But we worry that Diamantis did not take the supposed virtue- or character-theoretic origins of the theory very seriously. His focus seems to be on the reduction of future crime. This is the standard aim of deterrence approaches, which in corporate punishment typically assess ex post fines as supposed disincentives for future crime. Diamantis also wants to prevent future crime, though has a different empirical hypothesis as to what kind of mechanism might work best. Instead of fines, he says, judges should tinker with organizational processes. This is fascinating and compelling, but insofar as Diamantis purports to offer a new theory of punishment, this kind of empirical proposal would not seem to suffice.
What kinds of tinkering specifically Diamantis has in mind, and whether they would have the effect predicted, is an open question. Previous critiques of rehabilitative approaches to corporate criminal punishment have worried about “the forced adoption of overly intrusive, unfair, or socially undesirable settlement terms,” especially if the DOJ pursues an absolutist outlook on the prevention of crime at the expense of overall economic efficiency or associational freedom . Certainly this is a worry that needs to be addressed. But Diamantis does not offer much detail on the proposals that should be enacted, or for that matter a theoretical model that would assuage any public choice-economic worries about misaligned incentives. We argue that vague prescriptions for corporate reform are treacherous in a corporate criminal justice system.

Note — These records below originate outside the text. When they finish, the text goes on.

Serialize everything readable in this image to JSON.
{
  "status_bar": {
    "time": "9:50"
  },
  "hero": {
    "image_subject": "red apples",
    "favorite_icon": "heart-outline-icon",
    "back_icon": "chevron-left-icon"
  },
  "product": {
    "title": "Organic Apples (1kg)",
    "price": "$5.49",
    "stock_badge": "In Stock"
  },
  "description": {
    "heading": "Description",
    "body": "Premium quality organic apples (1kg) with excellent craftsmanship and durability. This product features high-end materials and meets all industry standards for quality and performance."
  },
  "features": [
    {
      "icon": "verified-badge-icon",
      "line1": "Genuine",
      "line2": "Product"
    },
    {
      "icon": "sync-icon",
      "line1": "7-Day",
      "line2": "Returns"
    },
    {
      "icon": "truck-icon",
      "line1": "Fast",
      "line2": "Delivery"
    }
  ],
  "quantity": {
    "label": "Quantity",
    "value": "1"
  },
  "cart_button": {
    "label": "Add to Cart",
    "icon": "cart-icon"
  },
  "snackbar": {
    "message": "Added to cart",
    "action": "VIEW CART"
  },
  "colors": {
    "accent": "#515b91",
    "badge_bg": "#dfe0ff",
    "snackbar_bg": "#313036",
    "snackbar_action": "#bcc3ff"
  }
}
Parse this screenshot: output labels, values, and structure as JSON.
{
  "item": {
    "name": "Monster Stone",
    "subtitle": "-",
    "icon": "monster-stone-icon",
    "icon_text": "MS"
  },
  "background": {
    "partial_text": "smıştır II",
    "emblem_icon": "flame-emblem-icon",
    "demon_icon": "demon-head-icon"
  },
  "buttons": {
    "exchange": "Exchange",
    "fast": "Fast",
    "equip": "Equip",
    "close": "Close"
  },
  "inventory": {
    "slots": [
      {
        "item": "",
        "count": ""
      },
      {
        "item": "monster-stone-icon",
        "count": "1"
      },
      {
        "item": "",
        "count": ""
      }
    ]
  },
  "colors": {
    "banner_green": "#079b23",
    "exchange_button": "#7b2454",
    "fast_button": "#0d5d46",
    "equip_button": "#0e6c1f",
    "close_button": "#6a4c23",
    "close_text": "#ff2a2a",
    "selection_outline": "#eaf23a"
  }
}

In the face of judicial lack of expertise and a pervading lack of evidence-based research on what actually works in preventing corporate crime, the worry is that a move towards character theory means a move towards requiring corporations to instill what are merely cosmetic programs and processes, spending money with the sole goal of insulating themselves from liability.
Our final worry is that all of this, like the doctrine of respondeat superior for criminal culpability, is built on a very questionable theoretical premise. If we do begin to take the virtue- or character-theoretic basis of character more seriously, is there really such a thing as corporate character? Virtue and character have been attributed exclusively to humans. Is corporate character completely metaphorical? Is corporate character just a novel rhetorical strategy fashioned exclusively to provide a merely facial justification for a new regime of deterrence-centered corporate punishment?
We applaud Diamantis for making us think more about the theory of corporate criminal punishment. We just want more reassurance that character theory is something new, something authentic, and something of substance.
 Wilson Meeks, Note, Corporate and White-Collar Crime Enforcement: Should Regulation and Rehabilitation Spell an End to Corporate Criminal Liability?, 40 COLUM. J.L. & SOC. PROBS. 77, 103—10 (2006)
This post comes to us from Matthew Caulfield, a PhD candidate at The Wharton School at the University of Pennsylvania, and Professor William S. Laufer at the University of Pennsylvania. It is based on their recent article, “The Promise of Corporate Character Theory,” available here.